- Tips for Parents - Tooth decay is the number one chronic infectious disease among children so focusing on prevention (ie good home oral hygiene) is key to keeping away the cavities.
- Halloween - Trick-or-Treating is fun but remember to make the best treat choices for healthy teeth.
- Holiday Habits - The holiday break is a great time to help your kids establish and maintain healthy dental habits.
- Tooth Trauma - Active kids are susceptible to tooth trauma so use this highly-visual, easy-to-follow guide so family members, coaches, and babysitters know what to do should a tooth be chipped or knocked out.
Online Dental Education Library
Our Ada Pediatric Dentistry team strives to improve the overall health of our patients by focusing on preventing, diagnosing and treating conditions associated with your child's teeth and gums. Please use our dental library to learn more about dental problems and treatments available. If you have questions or need to schedule an appointment, contact us.
In general, children need X-rays more often than adults because their mouths grow and change rapidly. The American Academy of Pediatric Dentistry recommends X-ray examinations every six months for children with a high risk of tooth decay. Children with a low risk of tooth decay require X-rays less frequently.
X-rays provide an important tool that shows the condition of your teeth, roots, jaw, and overall facial bone composition. X-rays can reveal the exact location of impacted and unerupted teeth, the presence or degree of periodontal disease, abscesses and many abnormal growths such as cysts and tumors. X-rays also help the dentist pinpoint the exact location of cavities and other signs of disease that may not be possible to detect through a visual examination.
In most cases, new patients require a full set of mouth X-rays. Follow-up visits may require X-rays to monitor the conditions of your gums.
X-rays are critical diagnostic tools our office uses to pinpoint cavities and spot other kinds of problems or conditions not visible to the naked eye.
There are three types of radiographs (or X-rays) that are routinely taken:

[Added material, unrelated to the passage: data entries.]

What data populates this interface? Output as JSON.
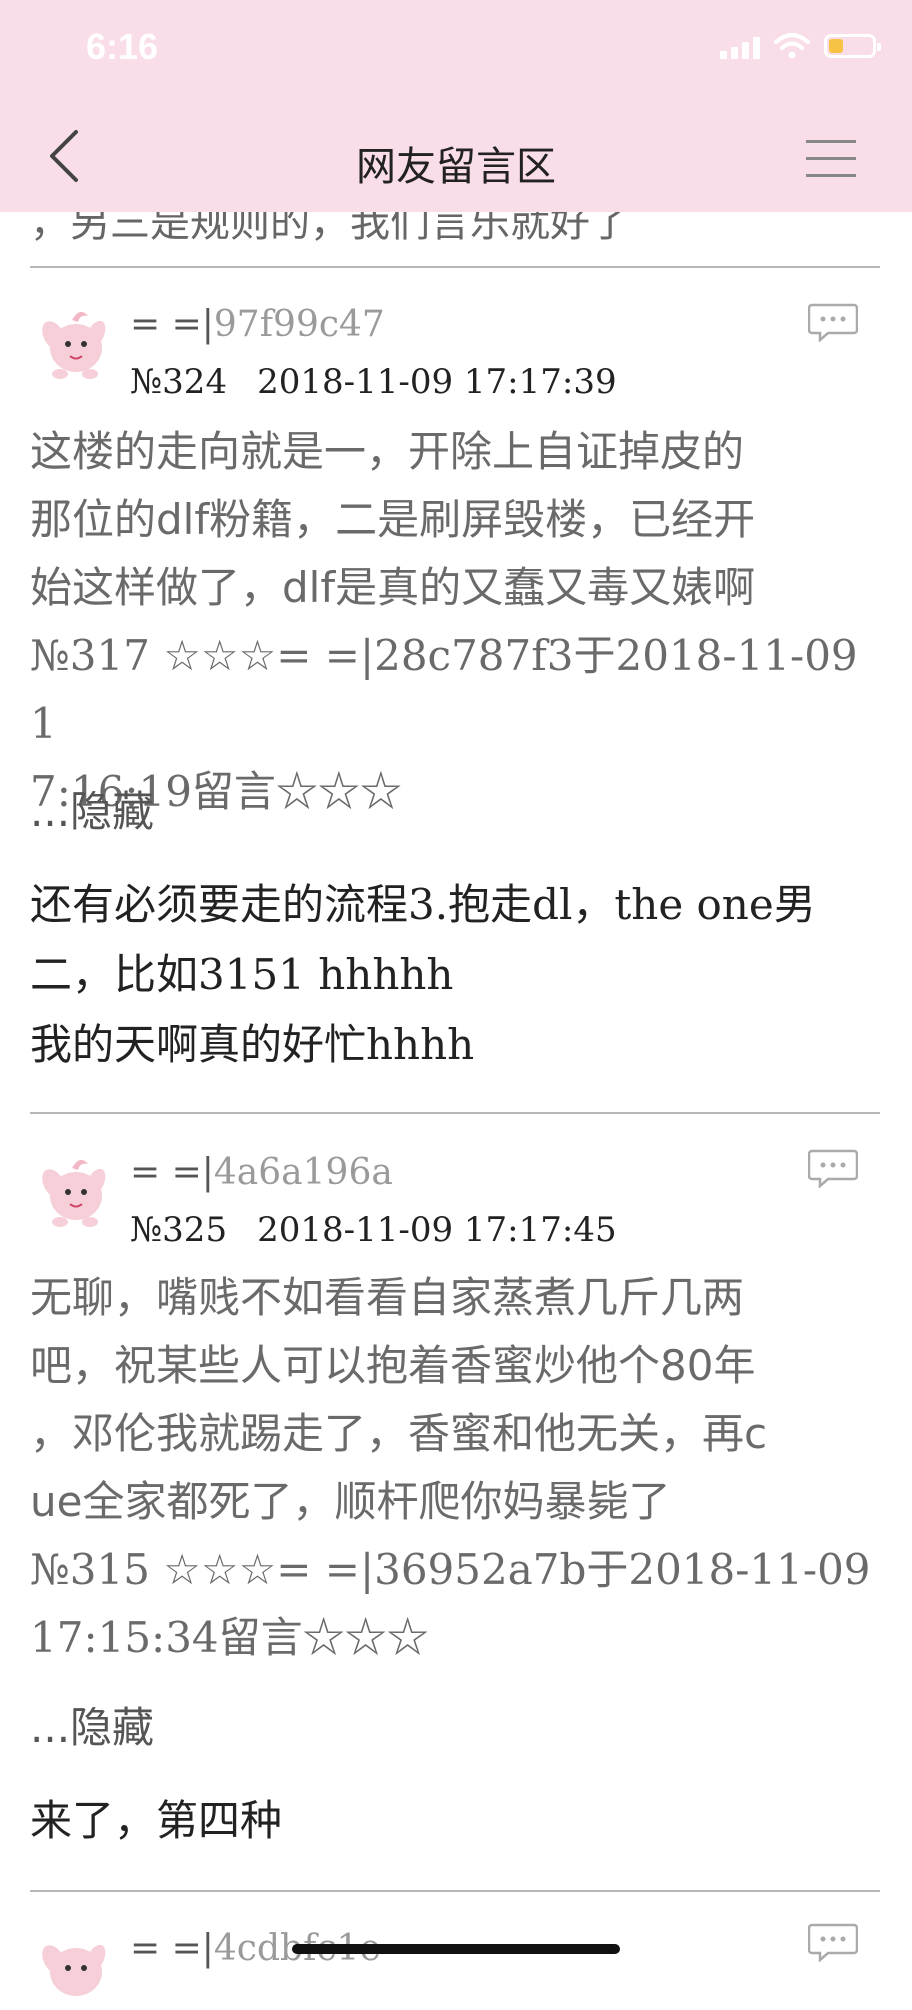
{
  "status_bar": {
    "time": "6:16"
  },
  "header": {
    "title": "网友留言区"
  },
  "partial_top_text": "，另三是规则的，我们言乐就好了",
  "posts": [
    {
      "user_prefix": "= =|",
      "user_id": "97f99c47",
      "number": "№324",
      "datetime": "2018-11-09 17:17:39",
      "quote_lines": [
        "这楼的走向就是一，开除上自证掉皮的",
        "那位的dlf粉籍，二是刷屏毁楼，已经开",
        "始这样做了，dlf是真的又蠢又毒又婊啊",
        "№317 ☆☆☆= =|28c787f3于2018-11-09 1",
        "7:16:19留言☆☆☆"
      ],
      "hide_label": "...隐藏",
      "reply_lines": [
        "还有必须要走的流程3.抱走dl，the one男",
        "二，比如3151 hhhhh",
        "我的天啊真的好忙hhhh"
      ]
    },
    {
      "user_prefix": "= =|",
      "user_id": "4a6a196a",
      "number": "№325",
      "datetime": "2018-11-09 17:17:45",
      "quote_lines": [
        "无聊，嘴贱不如看看自家蒸煮几斤几两",
        "吧，祝某些人可以抱着香蜜炒他个80年",
        "，邓伦我就踢走了，香蜜和他无关，再c",
        "ue全家都死了，顺杆爬你妈暴毙了",
        "№315 ☆☆☆= =|36952a7b于2018-11-09",
        "17:15:34留言☆☆☆"
      ],
      "hide_label": "...隐藏",
      "reply_lines": [
        "来了，第四种"
      ]
    },
    {
      "user_prefix": "= =|",
      "user_id": "4cdbfc1e"
    }
  ],
  "colors": {
    "header_bg": "#f9dde9",
    "quote_text": "#6a6a6a",
    "battery": "#f6c344"
  },
  "icons": [
    "back-icon",
    "menu-icon",
    "comment-icon",
    "avatar-icon"
  ]
}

- Bitewings - used to help diagnose cavities between the teeth.
- Periapical X-rays - show the entire tooth, including the root and surrounding bone. These are useful in diagnosing an abscess, impacted tooth, or bone loss from periodontal disease.
- Panoramic X-ray - a panoramic photograph that allows the dentist to see a broad view of the entire structure of the mouth, including the jaw, in a single image. Within one large film, panoramic X-rays reveal all of the upper and lower teeth and parts of the jaw. Panoramic X-rays are a very useful screening tool assessing wisdom teeth, and can reveal abnormal growths or cysts in the jaw bone.
Dentists are sensitive to your concerns about exposure to radiation from X-rays, and are trained to prescribe them when they are appropriate. State-of-the-art technology and staying abreast of the latest diagnostic advances allow us to know which procedures and X-ray films can minimize exposure to radiation.
All of the necessary precautions are taken to minimize your child's exposure to X-rays during a typical dental diagnostic procedure. Patients always wear a lead apron and thyroid collar to avoid unnecessary radiation to other parts of the body. Not everyone needs X-rays taken on a regular basis. However, some patients may need to have X-rays taken in order to address suspected problems in their teeth or tooth structures, gums, or jaw bones.
The ionizing radiation that you receive from one dental X-ray is substantially less that the radiation you receive every day in the sun. Advances in technology, such as higher-speed X-ray film and measurement devices, have made dental X-rays even safer today. This is not to say that any unnecessary radiation, even a small amount, can harm the tissues in your body. Because X-rays can diagnose certain conditions and help a condition from becoming worse; the benefit outweighs the risk.
X-ray films detect much more than cavities. For example, they often are needed to reveal erupting teeth, diagnose bone diseases, treat an injury, or plan orthodontic treatment.